At a meeting of the full council on Tuesday (November 27) Lib Dem councillor Steve Jarvis highlighted data from the Local Enterprise Partnership that suggests that up to 75,000 jobs in the county could be put at risk by Brexit.

He also pointed to a fall in National Insurance registrations by EU citizens in the county and to predictions of reduced growth in districts across Hertfordshire.

And he called on the county council to request a ‘People’s Vote’ on any final Brexit deal – with an option to remain in the EU.

However at the meeting the motion was voted down – with 15 councillors voting for, 43 against and nine abstentions.

During the debate Conservative council leader Cllr David Williams asked members not to vote for the motion.

“We are a representative democracy and I consider it inappropriate to call for another referendum at this time,” he said.

Lib Dem councillor Cllr Ron Tindall raised concerns about the impact Brexit would have on the health service.

And fellow Lib Dem Cllr Nick Hollinghurst said that rather than being undemocratic a second referendum – once a deal was finalised – would be logical and reasonable

Meanwhile Conservative councillor Fiona Guest stressed that the voice of the people had already been heard.

She said: “The People’s Vote has happened.
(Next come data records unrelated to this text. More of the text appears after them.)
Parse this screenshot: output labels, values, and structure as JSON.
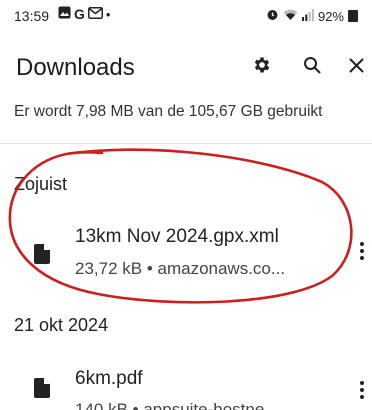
{
  "status_bar": {
    "time": "13:59",
    "letter_g": "G",
    "dot": "•",
    "battery": "92%",
    "icons_left": [
      "gallery-icon",
      "google-icon",
      "gmail-icon"
    ],
    "icons_right": [
      "alarm-icon",
      "wifi-icon",
      "signal-icon",
      "battery-icon"
    ]
  },
  "header": {
    "title": "Downloads",
    "actions": [
      "settings-icon",
      "search-icon",
      "close-icon"
    ]
  },
  "storage_info": "Er wordt 7,98 MB van de 105,67 GB gebruikt",
  "sections": [
    {
      "title": "Zojuist",
      "items": [
        {
          "name": "13km Nov 2024.gpx.xml",
          "meta": "23,72 kB • amazonaws.co..."
        }
      ]
    },
    {
      "title": "21 okt 2024",
      "items": [
        {
          "name": "6km.pdf",
          "meta": "140 kB • appsuite-hostne..."
        }
      ]
    }
  ],
  "colors": {
    "annotation_circle": "#cc1f1f",
    "text": "#1c1c1c",
    "divider": "#e2e2e2"
  }
}
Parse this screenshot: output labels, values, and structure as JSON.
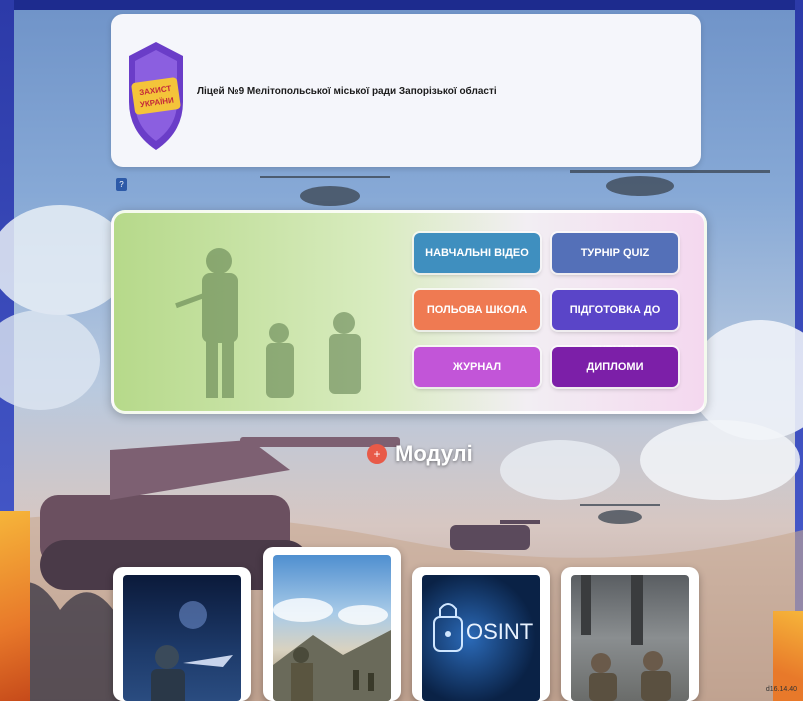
{
  "header": {
    "school_name": "Ліцей №9 Мелітопольської міської ради Запорізької області",
    "logo_text": "ЗАХИСТ УКРАЇНИ"
  },
  "badge": "?",
  "menu": {
    "buttons": [
      {
        "label": "НАВЧАЛЬНІ ВІДЕО",
        "color": "#3f8fbf"
      },
      {
        "label": "ТУРНІР QUIZ",
        "color": "#5470b8"
      },
      {
        "label": "ПОЛЬОВА ШКОЛА",
        "color": "#ef7a52"
      },
      {
        "label": "ПІДГОТОВКА ДО ТУРНІРУ",
        "color": "#5a45c8"
      },
      {
        "label": "ЖУРНАЛ",
        "color": "#c255d8"
      },
      {
        "label": "ДИПЛОМИ",
        "color": "#7c1fa8"
      }
    ]
  },
  "modules": {
    "title": "Модулі",
    "cards": [
      {
        "label": "",
        "theme": "night-soldier"
      },
      {
        "label": "",
        "theme": "mountain-soldiers"
      },
      {
        "label": "OSINT",
        "theme": "osint"
      },
      {
        "label": "",
        "theme": "combat"
      }
    ]
  },
  "timestamp": "d16.14.40"
}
It happened on 23rd June, 2016. . . . The people wanted to leave the EU.”

Referencing comments about the impact it would have n NHS, she pointed to staff that travelled here from countries outside the EU, such as the Philippines.

And she said: “Brexit should be seen not as a threat. . . But as an opportunity.”
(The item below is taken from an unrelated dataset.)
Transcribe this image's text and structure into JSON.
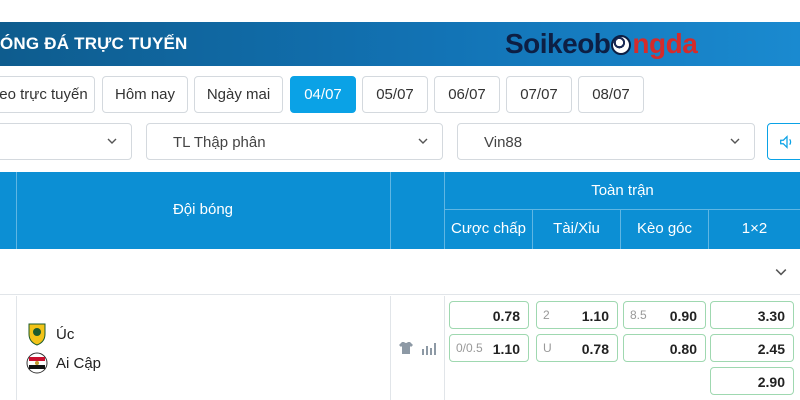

Fellow Conservative Cllr Jonathan Kaye said he would not back the motion – but would wait to see what would happen after the Brexit deal was presented to Parliament.

And although he said he had some sympathies with the sentiments in the motion, he said he was concerned about the decisiveness it would provoke.

“I would much rather we had never had the referendum in the first place,” he said.

Meanwhile Labour councillor Joshua Bennett Lovell said the Labour group would not be backing the motion – pointing to national party policy that suggested it was a General Election and not a further referendum that was required.